I was an FIP YPG weblogger during 2005-06, and therefore, regularly wrote my blogs on the YPG’s website. My blogs covered the significance of effective pharmacist-patient relationship, pharmacy practices in Turkey, pharmaceutical bodies and their roles, related laws, problems faced, and some daily issues. In fact, I had merely intended to depict a precise picture of different aspects of the profession in my country, thinking this might be useful for my colleagues in other countries. I wanted my entries to be interesting while written in an easy-to-read style, as well. Over the course of the project, I received e-mails from around the world that motivated and encouraged me to gather my entries into a book.

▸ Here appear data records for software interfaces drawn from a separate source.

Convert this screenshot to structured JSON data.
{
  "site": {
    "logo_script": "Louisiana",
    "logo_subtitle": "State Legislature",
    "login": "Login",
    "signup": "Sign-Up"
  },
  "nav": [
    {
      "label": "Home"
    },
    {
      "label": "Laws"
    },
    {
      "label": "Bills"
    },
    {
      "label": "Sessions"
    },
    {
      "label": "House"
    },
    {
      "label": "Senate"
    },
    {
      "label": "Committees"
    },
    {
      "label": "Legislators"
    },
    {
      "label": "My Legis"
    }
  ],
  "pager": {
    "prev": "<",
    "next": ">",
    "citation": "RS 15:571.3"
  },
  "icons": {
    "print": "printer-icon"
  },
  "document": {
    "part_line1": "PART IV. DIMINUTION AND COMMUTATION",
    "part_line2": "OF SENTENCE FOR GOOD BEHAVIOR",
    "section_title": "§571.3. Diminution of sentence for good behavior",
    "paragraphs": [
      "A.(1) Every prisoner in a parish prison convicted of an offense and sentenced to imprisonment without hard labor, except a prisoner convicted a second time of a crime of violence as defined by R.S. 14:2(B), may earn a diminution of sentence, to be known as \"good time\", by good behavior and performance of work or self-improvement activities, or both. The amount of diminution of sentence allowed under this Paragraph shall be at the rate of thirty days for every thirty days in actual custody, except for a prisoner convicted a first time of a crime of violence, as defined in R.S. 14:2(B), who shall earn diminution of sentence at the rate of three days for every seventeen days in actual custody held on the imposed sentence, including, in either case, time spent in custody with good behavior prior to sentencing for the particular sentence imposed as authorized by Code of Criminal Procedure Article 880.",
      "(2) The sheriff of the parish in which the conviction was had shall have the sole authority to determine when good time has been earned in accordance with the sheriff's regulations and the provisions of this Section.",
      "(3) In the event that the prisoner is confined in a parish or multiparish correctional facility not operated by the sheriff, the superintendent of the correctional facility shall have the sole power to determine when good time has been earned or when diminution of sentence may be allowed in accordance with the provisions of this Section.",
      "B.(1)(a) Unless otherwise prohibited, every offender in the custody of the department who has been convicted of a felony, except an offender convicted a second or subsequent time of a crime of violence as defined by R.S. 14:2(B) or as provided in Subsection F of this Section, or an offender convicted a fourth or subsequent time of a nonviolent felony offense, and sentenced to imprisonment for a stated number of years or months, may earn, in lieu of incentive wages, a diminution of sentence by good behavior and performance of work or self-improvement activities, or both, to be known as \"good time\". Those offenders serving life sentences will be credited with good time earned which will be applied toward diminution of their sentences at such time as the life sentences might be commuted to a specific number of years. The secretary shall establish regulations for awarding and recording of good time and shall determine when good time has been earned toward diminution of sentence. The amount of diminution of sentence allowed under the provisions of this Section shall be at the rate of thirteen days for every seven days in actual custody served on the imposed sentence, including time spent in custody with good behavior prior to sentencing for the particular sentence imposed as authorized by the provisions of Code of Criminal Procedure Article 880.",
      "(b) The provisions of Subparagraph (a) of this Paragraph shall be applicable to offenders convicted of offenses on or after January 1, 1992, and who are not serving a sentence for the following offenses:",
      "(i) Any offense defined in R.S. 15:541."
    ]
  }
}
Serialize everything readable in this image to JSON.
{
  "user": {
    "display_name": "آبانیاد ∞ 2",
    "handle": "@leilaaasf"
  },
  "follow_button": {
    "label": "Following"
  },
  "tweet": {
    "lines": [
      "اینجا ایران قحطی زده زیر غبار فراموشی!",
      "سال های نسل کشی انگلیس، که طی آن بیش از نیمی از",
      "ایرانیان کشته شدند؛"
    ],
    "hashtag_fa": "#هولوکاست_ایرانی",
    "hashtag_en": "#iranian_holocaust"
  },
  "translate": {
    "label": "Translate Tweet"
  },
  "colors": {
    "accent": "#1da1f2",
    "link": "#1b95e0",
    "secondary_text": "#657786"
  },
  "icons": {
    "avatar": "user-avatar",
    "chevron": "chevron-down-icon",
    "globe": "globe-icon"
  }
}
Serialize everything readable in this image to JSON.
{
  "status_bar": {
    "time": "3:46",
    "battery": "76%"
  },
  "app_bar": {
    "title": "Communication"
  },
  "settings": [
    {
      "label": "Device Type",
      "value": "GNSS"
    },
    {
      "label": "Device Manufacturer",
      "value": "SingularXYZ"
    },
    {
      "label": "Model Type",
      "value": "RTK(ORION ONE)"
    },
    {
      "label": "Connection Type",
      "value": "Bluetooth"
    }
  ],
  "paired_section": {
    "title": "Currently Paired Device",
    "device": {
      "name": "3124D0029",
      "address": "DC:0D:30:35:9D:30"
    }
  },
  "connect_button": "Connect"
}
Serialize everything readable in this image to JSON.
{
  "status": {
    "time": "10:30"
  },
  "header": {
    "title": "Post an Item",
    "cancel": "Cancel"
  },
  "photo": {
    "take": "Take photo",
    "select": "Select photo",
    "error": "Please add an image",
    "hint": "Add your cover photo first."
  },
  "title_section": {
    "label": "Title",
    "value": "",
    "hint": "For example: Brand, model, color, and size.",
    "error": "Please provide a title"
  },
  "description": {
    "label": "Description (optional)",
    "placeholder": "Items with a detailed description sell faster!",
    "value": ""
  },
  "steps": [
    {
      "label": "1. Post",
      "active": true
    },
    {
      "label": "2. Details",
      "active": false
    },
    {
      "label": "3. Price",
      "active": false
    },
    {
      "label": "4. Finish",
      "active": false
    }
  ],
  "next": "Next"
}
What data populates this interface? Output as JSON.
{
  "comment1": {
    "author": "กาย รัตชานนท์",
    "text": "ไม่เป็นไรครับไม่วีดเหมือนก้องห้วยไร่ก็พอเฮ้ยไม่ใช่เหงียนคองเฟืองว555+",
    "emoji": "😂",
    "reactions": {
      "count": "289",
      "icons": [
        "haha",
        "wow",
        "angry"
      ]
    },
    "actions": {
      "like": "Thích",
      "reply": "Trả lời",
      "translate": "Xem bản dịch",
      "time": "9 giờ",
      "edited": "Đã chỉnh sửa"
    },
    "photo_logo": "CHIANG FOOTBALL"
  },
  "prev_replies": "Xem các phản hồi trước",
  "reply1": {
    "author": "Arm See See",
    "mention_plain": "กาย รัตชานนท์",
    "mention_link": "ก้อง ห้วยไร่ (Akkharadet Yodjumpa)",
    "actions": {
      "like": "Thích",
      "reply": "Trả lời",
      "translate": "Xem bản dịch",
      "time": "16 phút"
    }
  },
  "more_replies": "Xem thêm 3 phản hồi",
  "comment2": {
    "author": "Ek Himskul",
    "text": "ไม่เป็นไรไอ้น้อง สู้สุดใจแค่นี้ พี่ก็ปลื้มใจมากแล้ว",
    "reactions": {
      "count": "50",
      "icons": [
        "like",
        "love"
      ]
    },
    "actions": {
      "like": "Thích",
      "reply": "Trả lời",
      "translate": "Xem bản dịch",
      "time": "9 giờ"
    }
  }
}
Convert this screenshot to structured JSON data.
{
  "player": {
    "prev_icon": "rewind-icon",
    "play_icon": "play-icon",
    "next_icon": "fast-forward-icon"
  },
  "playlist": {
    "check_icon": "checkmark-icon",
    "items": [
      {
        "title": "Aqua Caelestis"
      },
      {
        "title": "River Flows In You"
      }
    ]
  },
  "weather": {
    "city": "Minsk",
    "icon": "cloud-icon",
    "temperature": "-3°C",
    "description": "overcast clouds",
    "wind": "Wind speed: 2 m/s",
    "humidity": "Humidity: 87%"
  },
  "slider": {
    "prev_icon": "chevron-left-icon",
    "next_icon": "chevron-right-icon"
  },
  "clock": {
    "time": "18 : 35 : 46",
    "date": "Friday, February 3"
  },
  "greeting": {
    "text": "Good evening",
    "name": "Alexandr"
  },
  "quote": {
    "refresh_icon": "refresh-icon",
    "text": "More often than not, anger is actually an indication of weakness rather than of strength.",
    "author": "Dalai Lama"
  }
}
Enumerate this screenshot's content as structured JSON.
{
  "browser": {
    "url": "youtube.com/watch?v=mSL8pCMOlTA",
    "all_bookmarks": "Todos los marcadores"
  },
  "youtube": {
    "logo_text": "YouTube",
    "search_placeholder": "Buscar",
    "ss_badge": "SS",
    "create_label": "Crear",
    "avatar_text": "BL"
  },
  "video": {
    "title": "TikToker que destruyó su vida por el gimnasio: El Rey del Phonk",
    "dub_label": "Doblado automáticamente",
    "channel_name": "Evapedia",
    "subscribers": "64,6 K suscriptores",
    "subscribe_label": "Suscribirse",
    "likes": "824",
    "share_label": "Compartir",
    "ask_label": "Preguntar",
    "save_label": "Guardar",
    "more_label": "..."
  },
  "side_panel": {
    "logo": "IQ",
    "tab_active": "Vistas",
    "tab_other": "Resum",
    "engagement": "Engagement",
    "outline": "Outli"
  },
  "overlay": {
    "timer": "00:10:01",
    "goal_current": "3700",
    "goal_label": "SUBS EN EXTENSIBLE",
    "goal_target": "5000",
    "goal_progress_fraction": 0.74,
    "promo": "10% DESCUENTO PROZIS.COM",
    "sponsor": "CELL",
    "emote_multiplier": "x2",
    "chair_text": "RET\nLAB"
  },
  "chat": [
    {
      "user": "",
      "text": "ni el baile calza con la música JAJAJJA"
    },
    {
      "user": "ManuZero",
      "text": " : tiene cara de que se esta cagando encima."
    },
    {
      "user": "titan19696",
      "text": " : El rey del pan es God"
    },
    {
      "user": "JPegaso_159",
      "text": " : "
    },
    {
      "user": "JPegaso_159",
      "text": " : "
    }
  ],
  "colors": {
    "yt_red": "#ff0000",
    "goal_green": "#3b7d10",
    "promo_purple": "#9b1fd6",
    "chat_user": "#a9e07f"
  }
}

This was reinforced when I was elected as Weblogger of the Year, and, thus my book, A Delicious Cake on a Golden Plate, came into being. It was published November 2006, in Ankara, by Irem Ecza Deposu, Co., and includes 28 of my entries with some photos. So, what began as a six-month project with a limited audience has become a permanent record with broader appeal.

The third and last round was completed in August 2007. The winner was Stephen Mawa from Uganda. Stephen is a research pharmacist in several HIV vaccine clinical trials in Uganda. His WEBlog has focused on his view about pharmacy practice in Uganda.

In Uganda, there is an acute shortage of pharmacists. A pharmacist-to-population ratio of over 1:100,000 is nothing to smile about. When you throw in the fact that demand-supply mix, they are an expensive human resource to recruit and retained. And coupled with domination of the pharmaceutical sector by businessmen rather than professionals (pharmacists), the profit-driven greed looks for a cheaper solution.

To fill this void, today we have a new breed of cadres working in pharmacies and medicines outlets like clinics and drug shops. The people have varied background: nurses, clinical officers, nursing assistants.....the bottom line is they lack basic training in medicine management and use. Patient safety is compromised countless times as these people try hard to impress their bosses with "good sales".